The permanent gain from the treasure imported into Europe went to those countries which were able to employ it as capital for industrial or agricultural improvement, and Spain could do neither. There was every prospect, at one time, that the greatest advantage would be reaped by Spanish subjects in the Netherlands. The policy of the government, however, and the failure of the Duke of Alva to recognise the importance of trading interests, rendered this impossible. The War in the Low Countries not only caused the migration of industry from that part of Spanish territory, but tended to bring about the collapse of the great capitalists who had allied themselves to the Spanish interest. The foreigners were being gradually excluded from taking any direct part in the new industrial developments in Spain; they confined themselves more and more to banking business, and to financial operations in the government service. But the persistent failure of the Spanish and imperial policy in one country after another had the effect of crippling several of the great Genoese and German houses, and at length drained the resources even of such millionaires as the Fuggers. The decline of these bankers proved that the control of the treasure of the New World was passing into other hands; as a matter of fact it was shifting more and more into the possession of the Dutch, who were making their country a harbour of refuge for persons expelled from the Spanish Netherlands, and who were building up a great centre of commercial and industrial life at Amsterdam. At the beginning of the seventeenth century the people of Holland had succeeded in winning the greater part of the gains which accrued from the Portuguese discoveries, vchile they had also succeeded in drawing to themselves a large share of the treasure of Spanish America, and in using it as capital in commerce, in shipping, and in industrial pursuits. It was the nemesis of the policy of his Catholic Majesty that his subjects failed to derive real advantage from the much vaunted American possessions, and that the gains which might have enriched the peninsula went to his bitterest enemies.

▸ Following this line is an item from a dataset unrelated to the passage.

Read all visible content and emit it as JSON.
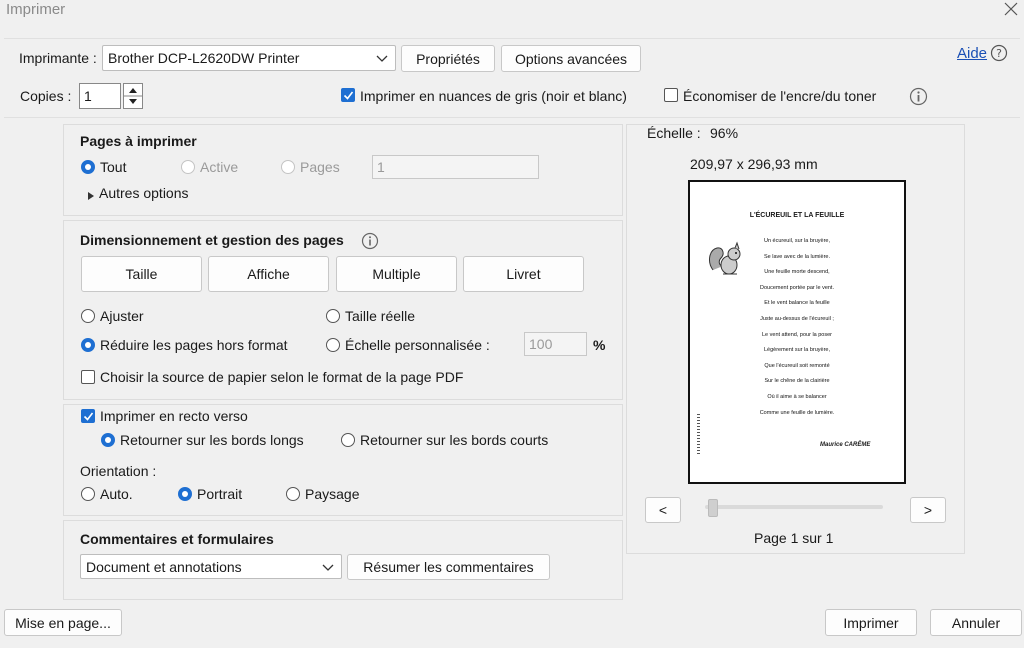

In the middle of the sixteenth century, England was not a competitor with Spain and France for the sovereignty of the world; her political ambition was far humbler; the dangers that threatened her were so imminent, and her means of defence so insufficient, that it was only by devoting great care to the development of her resources that she